Wednesday, September 7, 2011

Three Dimensional Story (and Characters)

All too often we have felt "that character was so one-dimensional" without being able to go into detail as to why.

We just knew.

Well, here's why:

We all carry within us a strong desire to become involved in another person's life, whether it be a real person or a fictional character. When we relate to those around us, we connect at different levels. The same is true when we read a book or watch a movie. We try to make a connection with the characters on the page or on the screen. So it is important as writers to create someone that the audience can connect with.

Dimension One: Physical 

When I order my weekly burger at the local fast food establishment, I relate only physically with the person taking my order. I make no further connection with them and to me they are a one-dimensional character, the fast food employee. We still see a lot of these characters in movies, TV and books. They are the "stereotypes" that writing teachers tell us to avoid. Despite the constant warnings, they are easily identifiable by the audience so the writer too often succumbs to using "characters" in their stories instead of "people".

Dimension Two: Emotional

I relate with my co-workers at a deeper level. Not only do I interact with them physically but I also expand that interaction into the emotional realm. I like them. They go beyond just being my co-workers; they have names and personalities. But when they leave for another job we no longer interact and they are often replaced with new co-workers. The relationship with the co-worker was clearly not one-dimensional, but it still lacked that something extra that made it easy to move on when they left.

Dimension Three: Spiritual

I am not talking religion here. Not only do I relate with my spouse on a physical and emotional level, there is also that "she is my soul mate" thing that pushes our relationship into the spiritual realm. It is here that the deepest connections between people are made. It is at this level that your story needs to operate.
When your "characters" come in contact with one another (Physical), begin to recognize their individuality and like or hate each other (Emotional) and realize they are destined to be connected (Spiritual) they become "people" in the minds of the audience. And the audience can identify and connect with people.
Writing in all three dimensions does not "show" your audience who the characters are, it let's them "know" who the characters are.

And when the audience identifies with your characters, they can easily boo the villain and cheer the hero, because the audience now has a vested interest in the outcome of the situation (the plot).

Here is a quick example:

One dimensional:

A man strides into the fast food joint and points his gun at the employee at the register, "Give me all the money."

Let me ask you the following questions:
  • Are you upset that he pulled a gun on the employee?  Why?
  • Do you hope he gets the money?  Why?
  • Do you care about the outcome?
Three dimensional:

Robert glanced at the tattered picture in his hand. It showed a happier time before the accident that took the life of his mother. Now, four months later, his sister would join her unless she received an experimental surgery that the insurance company was unwilling to pay for. The nickel-plated revolver felt overly heavy in his pocket as he tugged on the door handle to the isolated Burger Hut on the lonely stretch of highway. A quick glance revealed the only customers were a man and his little boy laughing as they shared a basket of curly fries. They would pose no threat. Robert had no idea, as he clicked back the cocking lever with his thumb and pointed his deadly revolver at the woman behind the counter, he was threatening the wife and mother of the only other people in the restaurant. He fixed his stare on the woman's eyes while she fixed her stare on the revolver. "Give me all the money."

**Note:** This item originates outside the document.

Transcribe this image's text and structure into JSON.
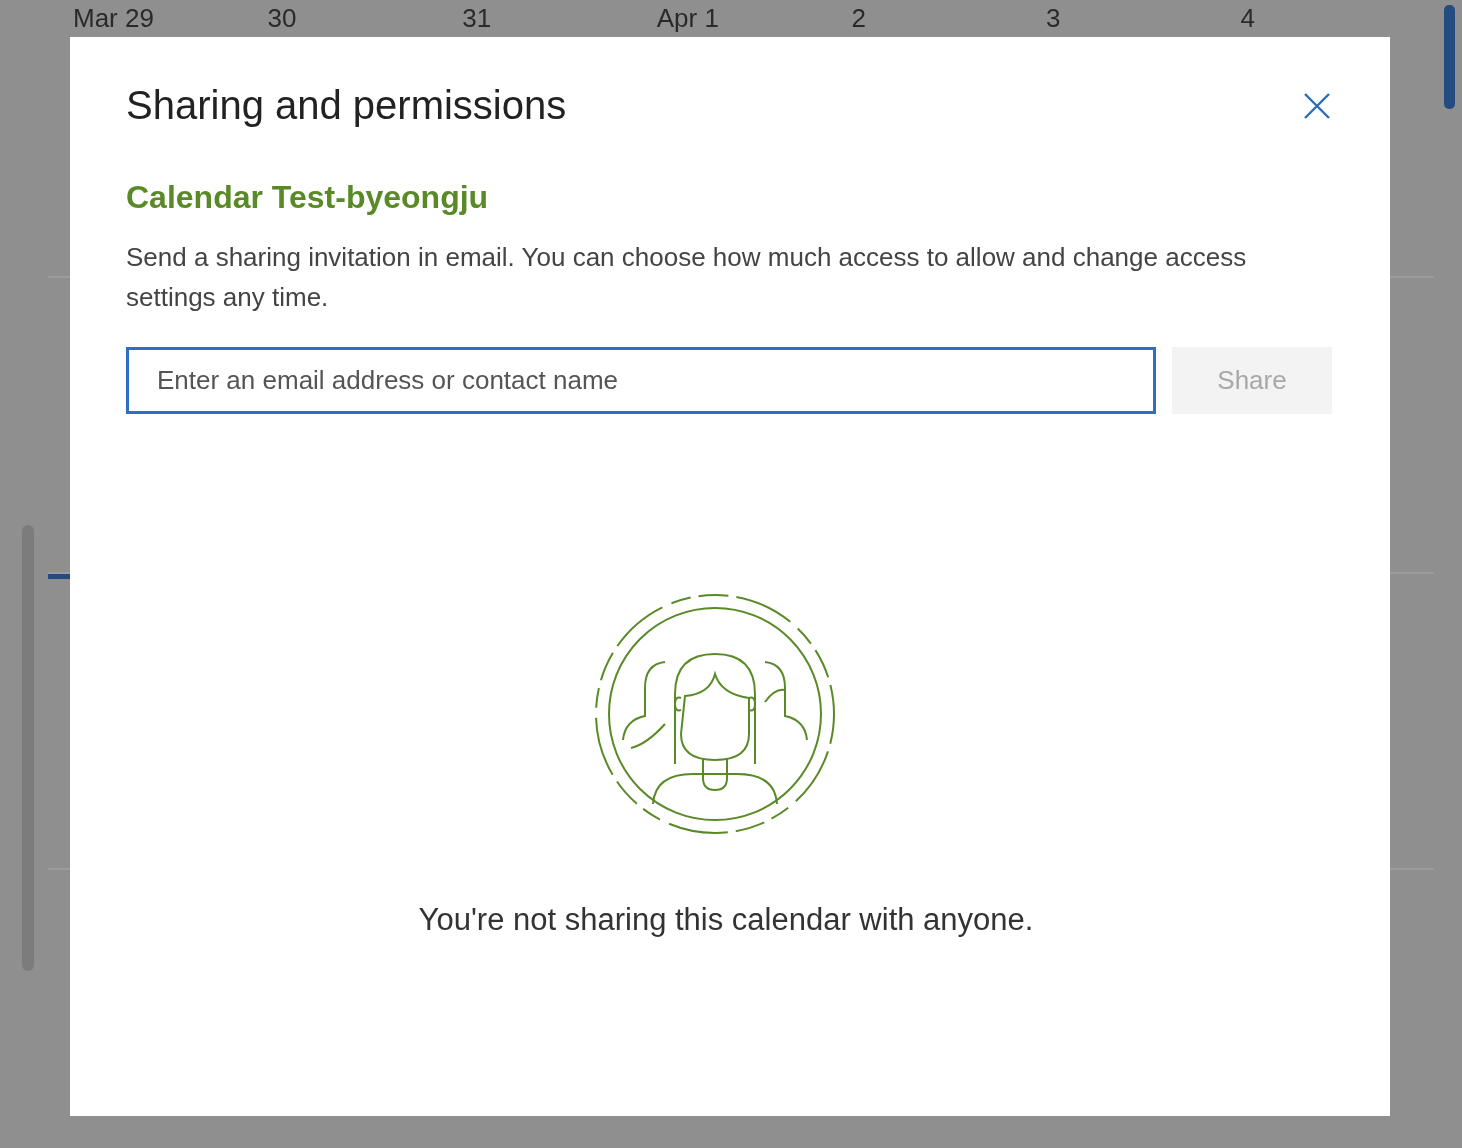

Let me ask you the same questions again:
  • Are you upset that he pulled a gun on the employee?  Why?
  • Do you hope he gets the money?  Why?
  • Do you care about the outcome?
I would wager that you had a stronger reaction to the second telling of the story. There were living breathing people behind the cardboard characters of "armed robber" and "cashier". You might also have observed that I incorporated the Character Trinity model I talked about in a previous post. The Hero, Villain and Companion are all connected, even in this tiny snippet of a story.


  1. A writer friend of mine who's won the won the Governor's General award once told me that if you don't have the room or time to make a character three dimensional, characterize them with a flaw. For instance, if it's a woman, perhaps she walks around with her shirt tucked into her panties. or if it's a man, he walks with a brace on his left knee....

  2. Thanks Vin for the tip to quickly add dimension to a character. Why is she so rushed that she doesn't check (or care) how she looks? How did that guy get a leg brace (depth via history)? These questions, asked internally by the reader, add an extra dimension to the character since there is a history that predates the story being told.